The end of this outbreak serves as a reminder that governments and partners must continue to focus attention on other emergencies, even as the fight against COVID-19 persists. There is a need for greater investment in strengthening the core capacities of countries in the implementation of the International Health Regulations. Enhancing preparedness will lead to improved response to threats arising from epidemic prone diseases and result in less social and economic impact.
The consultations are prolonged with President Felix Tshisekedi who are trying to aspire for the top and getting more influence. However, when he went into the agreement or accord with the FCC. The President and leader of UPDS sold his coalition for a title. The CACH, the UPDS-UNC coalition gave way to the FCC with their majority and in the end, would be the underdog in a agreement with them. He wouldn’t be the sole proprietor, but the ceremonial leader of the Republic. Something that has hit his ego and the ideals of Felix himself.
Now its over a year since they made the accord. The FCC-CACH was the altruistic agreement, which benefits the former President Joseph Kabila. Kabila doesn’t need a title, but his coalition of FCC still controls the Parliament and the Cabinet. The arrangement makes sure that the CACH is following the line of the FCC. That is why the consultations are happening. Still, that is a lost enterprise by Tshisekedi.
Tshisekedi sold his party and his vision for the priced possession of the Presidency. I called him a puppet from the get-go. However, it seems like it took time for him to understand that. With the negotiations and the time consuming appointments of cabinet members. It is like the President didn’t think he had to involve and listen to FCC before moving. This is why Tshisekedi will struggle or face harsh problems if he doesn’t follow the will of FCC. Even if the man isn’t initially part of the FCC, but he traded with them and this is the price.
That his trying to play the “Sacred Union” and save the union gimmick. This doesn’t shadow the accord already made and that he will loose out. If he plays to hard. The punishment will come his way. If the FCC has no tears for the fall of Vital Kamerhe. What can happen to the President himself?
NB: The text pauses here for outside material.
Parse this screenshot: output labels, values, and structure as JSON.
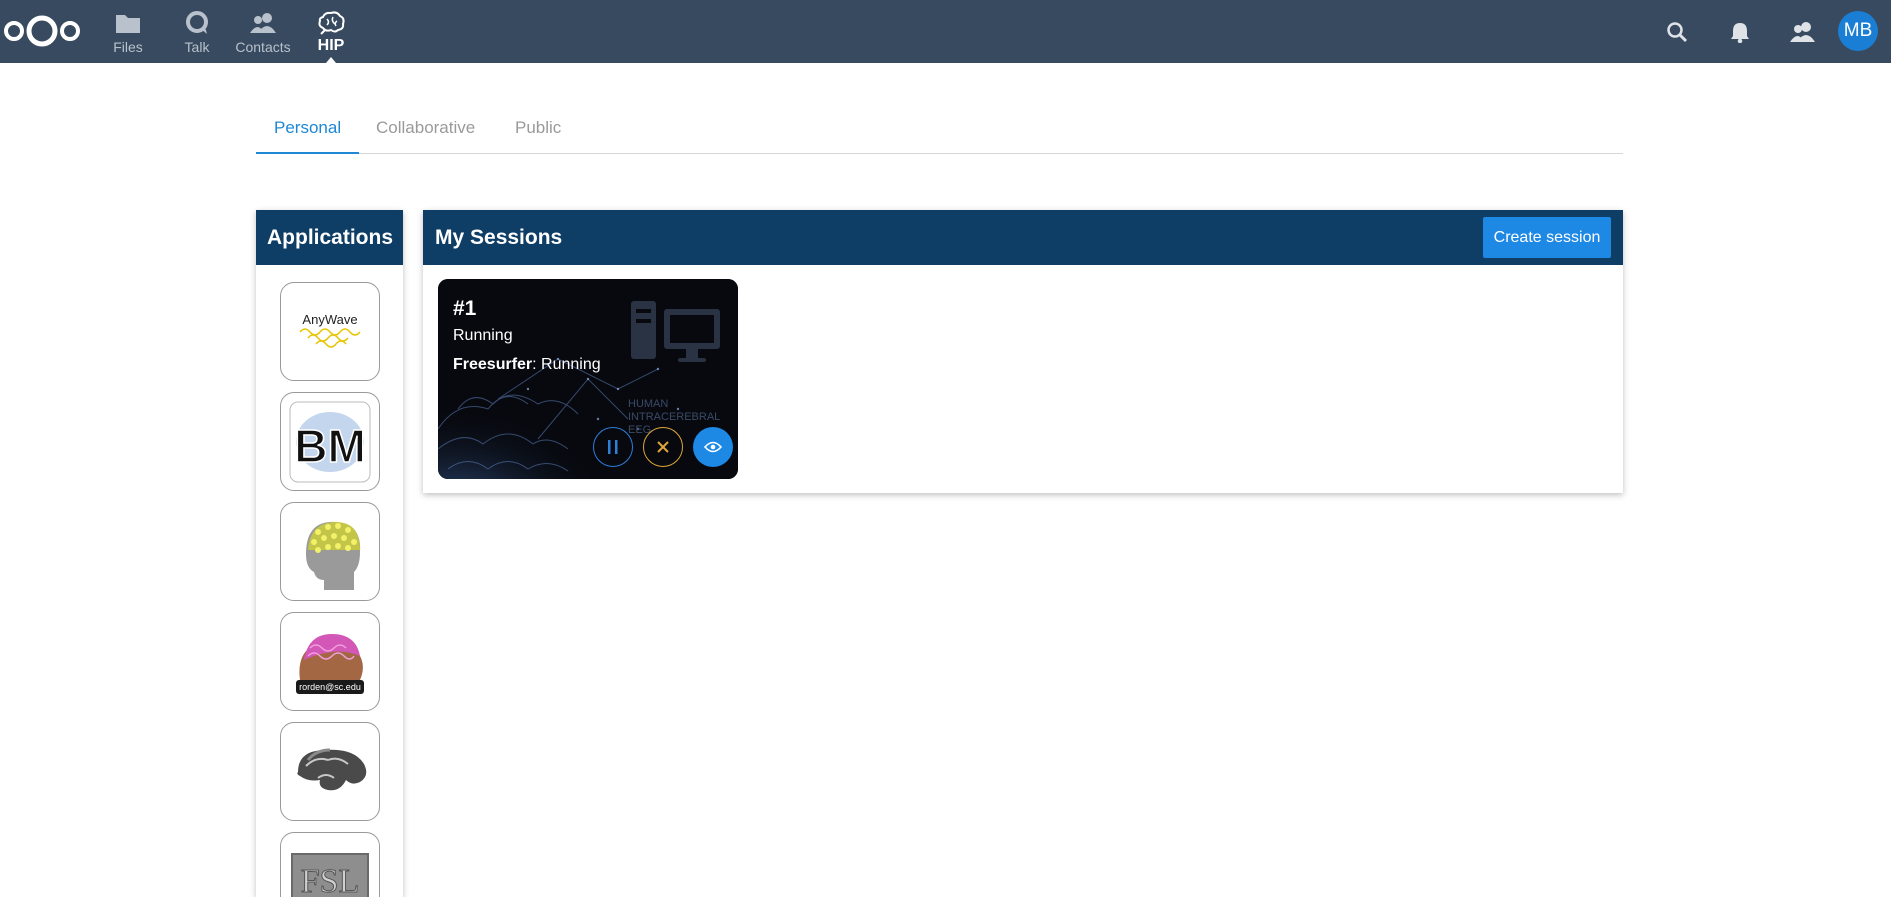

Tshisekedi should be worried, that the FCC comes with such a statement as they did. It sends the signal that his not the big-man, but the one carrying the water for the moment. They have a hired mercenary and soldier on the front-line. UPDS-UNC has very little bargain or little leverage, if any. As that was traded for a title and some seats in the cabinet.
Kabila has outsmarted Tshisekedi and he knows it. No matter what road his taking. It will end in tears. There will be no victory for Tshisekedi. If he pushes to far… the FCC would punish him and make life even harder. The consultations are only showing to the public the weakness of this President.
A President who wants to be grand, be great and respected. However, he is forgetting how he got there. He didn’t win the election, neither did his comrades. No, he didn’t win anything, but he bargained himself to a position.
Tshisekedi cannot think he can play this one out differently. There will be no victory for him. He is a puppet. The President is a servant for the former President, which is an ironic place to be in. Kabila still pulling the strings, while Tshisekedi is the one in the limelight. However, to be someone’s pawn at the top must hurt his pride, but he got no choice. That is the deal he made and he got to live with it. Peace.